Friday, 16 January 2015
Today Greenpeace released a exposing Best Buy, the giant electronics retailer, for fueling destruction in Canada’s Boreal Forest. Our report reveals the company is sourcing an incredible 100 million pounds of paper every year from this ancient forest to produce throw-away flyers.
Best Buy is even sourcing this paper from controversial logging company which is responsible for the destruction of vast swathes of Canada’s Boreal Forest, degrading critical caribou habitat and logging without the of impacted First Nations.
We wrote this report to bring to the public’s attention something surprising. In the digital age, a company that specializes in gadgets and electronics is wasting ancient forests to make flyers.
Really, Best Buy?
The problem isn’t using paper made in the Boreal. The problem is using massive amounts without making sure it comes from sustainable sources. Most responsible companies have clear policies to ensure sustainable fiber in their supply chains.
Companies like Kimberly-Clark and Hewlett-Packard have these safeguards in place. But not Best Buy. When Greenpeace compared Best Buy against the others, we were surprised to find the company has no requirements for avoiding or respecting . No preference for Forest Stewardship Council (FSC) certified forests!
These are basic criteria that the public expects and forests demand.
Best Buy says that “sustainability must be an essential element of everything the company does.” But do they mean it? The real test is whether they take concrete action to clean up their supply chains and start buying sustainably.
Clearly, they’re #NotTheBest, yet.

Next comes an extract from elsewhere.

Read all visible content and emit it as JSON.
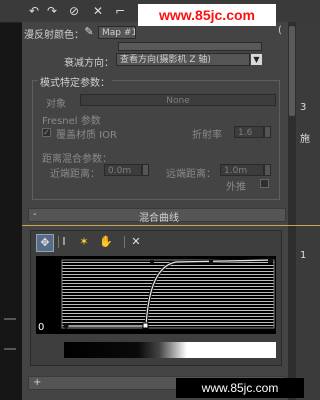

Today, that is our message to BEST BUY: you can do BETTER!
Forests are habitats in which the trees are the dominant form of vegetation. They occur in many regions and climates around the globe—the tropical rainforests of the Amazon basin, the temperate forests of eastern North America, and the boreal forests of northern Europe are just a few examples.
The species composition of a forest is often unique to that forest, with some forests consisting of many hundreds of species of trees while others consist of just a handful of species. Forests are constantly changing and progress through a series of successional stages during which species composition changes within the forest.